(Data records begins)

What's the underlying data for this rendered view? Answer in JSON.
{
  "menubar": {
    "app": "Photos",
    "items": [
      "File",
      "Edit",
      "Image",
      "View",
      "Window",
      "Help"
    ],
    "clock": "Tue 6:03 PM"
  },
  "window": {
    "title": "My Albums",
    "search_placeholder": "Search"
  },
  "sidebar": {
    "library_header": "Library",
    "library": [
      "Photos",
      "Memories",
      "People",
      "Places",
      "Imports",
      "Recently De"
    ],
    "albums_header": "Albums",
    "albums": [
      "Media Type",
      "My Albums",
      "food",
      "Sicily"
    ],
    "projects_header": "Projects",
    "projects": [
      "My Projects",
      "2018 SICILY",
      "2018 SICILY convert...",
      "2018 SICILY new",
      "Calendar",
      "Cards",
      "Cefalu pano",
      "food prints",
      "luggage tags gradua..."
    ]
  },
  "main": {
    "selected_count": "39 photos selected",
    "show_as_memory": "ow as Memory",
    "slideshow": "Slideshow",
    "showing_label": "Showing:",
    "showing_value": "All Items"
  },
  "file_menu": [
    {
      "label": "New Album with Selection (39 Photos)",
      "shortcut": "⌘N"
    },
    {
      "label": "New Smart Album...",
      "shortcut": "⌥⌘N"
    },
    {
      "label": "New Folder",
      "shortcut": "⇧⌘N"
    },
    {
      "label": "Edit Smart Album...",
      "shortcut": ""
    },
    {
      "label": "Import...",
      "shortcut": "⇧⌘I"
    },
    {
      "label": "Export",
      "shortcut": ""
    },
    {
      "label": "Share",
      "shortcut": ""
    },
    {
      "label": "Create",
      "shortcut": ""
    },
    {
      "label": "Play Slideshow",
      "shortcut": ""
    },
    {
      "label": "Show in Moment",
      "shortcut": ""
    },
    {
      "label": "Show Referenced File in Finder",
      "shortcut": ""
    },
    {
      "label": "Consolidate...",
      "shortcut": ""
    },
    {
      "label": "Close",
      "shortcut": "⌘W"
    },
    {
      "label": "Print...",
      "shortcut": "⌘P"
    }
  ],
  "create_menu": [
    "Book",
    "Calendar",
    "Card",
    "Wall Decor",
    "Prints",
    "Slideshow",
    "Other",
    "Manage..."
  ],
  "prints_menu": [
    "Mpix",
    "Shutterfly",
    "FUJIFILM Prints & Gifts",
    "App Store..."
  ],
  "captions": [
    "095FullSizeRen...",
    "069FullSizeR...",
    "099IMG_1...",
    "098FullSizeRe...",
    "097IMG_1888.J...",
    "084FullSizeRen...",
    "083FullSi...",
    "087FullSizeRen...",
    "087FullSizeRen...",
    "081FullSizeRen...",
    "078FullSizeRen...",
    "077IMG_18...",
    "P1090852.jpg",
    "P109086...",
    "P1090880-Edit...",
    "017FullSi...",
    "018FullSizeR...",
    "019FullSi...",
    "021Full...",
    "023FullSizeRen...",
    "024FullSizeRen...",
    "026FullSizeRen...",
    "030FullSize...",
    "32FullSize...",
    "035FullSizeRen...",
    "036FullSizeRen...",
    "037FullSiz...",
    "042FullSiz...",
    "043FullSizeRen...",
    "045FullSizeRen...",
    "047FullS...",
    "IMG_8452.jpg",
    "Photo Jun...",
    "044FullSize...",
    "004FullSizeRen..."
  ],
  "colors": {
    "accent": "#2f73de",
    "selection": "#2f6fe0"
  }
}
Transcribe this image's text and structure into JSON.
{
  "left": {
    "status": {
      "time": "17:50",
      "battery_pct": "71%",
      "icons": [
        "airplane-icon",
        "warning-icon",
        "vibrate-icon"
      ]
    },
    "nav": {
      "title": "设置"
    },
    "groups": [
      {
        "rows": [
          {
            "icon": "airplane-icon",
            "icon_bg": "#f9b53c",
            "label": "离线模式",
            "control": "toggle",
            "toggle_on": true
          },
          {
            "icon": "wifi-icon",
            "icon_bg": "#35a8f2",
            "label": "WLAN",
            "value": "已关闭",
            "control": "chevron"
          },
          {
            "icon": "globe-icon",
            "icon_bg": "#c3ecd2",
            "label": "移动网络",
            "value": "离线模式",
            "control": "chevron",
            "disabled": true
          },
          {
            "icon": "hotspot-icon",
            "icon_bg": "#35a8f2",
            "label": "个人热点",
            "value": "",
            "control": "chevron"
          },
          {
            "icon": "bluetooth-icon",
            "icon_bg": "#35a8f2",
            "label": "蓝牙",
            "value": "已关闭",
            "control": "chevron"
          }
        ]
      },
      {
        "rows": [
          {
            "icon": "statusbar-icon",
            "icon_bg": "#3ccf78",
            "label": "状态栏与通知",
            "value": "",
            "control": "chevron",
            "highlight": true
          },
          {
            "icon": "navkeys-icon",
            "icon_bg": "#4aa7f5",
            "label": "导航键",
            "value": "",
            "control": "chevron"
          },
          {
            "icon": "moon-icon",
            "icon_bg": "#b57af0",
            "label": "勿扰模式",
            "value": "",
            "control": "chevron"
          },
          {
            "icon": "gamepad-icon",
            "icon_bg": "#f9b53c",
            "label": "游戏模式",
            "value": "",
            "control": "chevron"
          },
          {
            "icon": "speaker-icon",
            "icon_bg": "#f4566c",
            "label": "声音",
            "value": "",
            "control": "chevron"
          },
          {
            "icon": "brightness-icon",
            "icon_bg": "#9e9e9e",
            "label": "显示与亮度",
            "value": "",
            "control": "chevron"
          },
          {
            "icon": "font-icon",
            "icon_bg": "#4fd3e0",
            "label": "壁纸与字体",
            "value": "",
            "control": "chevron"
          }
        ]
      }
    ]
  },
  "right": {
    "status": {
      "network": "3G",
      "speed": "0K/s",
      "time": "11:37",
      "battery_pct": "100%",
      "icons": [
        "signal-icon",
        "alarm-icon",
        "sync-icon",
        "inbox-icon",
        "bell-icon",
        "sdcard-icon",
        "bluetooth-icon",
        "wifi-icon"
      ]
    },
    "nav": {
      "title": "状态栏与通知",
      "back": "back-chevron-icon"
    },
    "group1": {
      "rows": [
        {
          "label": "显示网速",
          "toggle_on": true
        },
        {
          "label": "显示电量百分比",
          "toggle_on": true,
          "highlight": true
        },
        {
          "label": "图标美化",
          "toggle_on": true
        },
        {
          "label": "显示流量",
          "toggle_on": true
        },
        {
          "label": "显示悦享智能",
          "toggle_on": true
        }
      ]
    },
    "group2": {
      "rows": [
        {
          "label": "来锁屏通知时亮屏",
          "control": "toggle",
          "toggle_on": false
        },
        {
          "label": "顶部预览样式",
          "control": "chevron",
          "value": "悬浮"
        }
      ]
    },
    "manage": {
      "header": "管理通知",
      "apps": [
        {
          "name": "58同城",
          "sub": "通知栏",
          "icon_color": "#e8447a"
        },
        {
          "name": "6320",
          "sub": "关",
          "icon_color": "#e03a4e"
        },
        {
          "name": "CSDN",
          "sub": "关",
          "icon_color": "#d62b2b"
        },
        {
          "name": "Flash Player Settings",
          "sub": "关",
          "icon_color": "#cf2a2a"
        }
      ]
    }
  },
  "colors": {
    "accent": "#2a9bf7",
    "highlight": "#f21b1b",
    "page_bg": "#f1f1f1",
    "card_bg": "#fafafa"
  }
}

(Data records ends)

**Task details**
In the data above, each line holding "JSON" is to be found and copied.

**Solution to this problem**
What's the underlying data for this rendered view? Answer in JSON.
Transcribe this image's text and structure into JSON.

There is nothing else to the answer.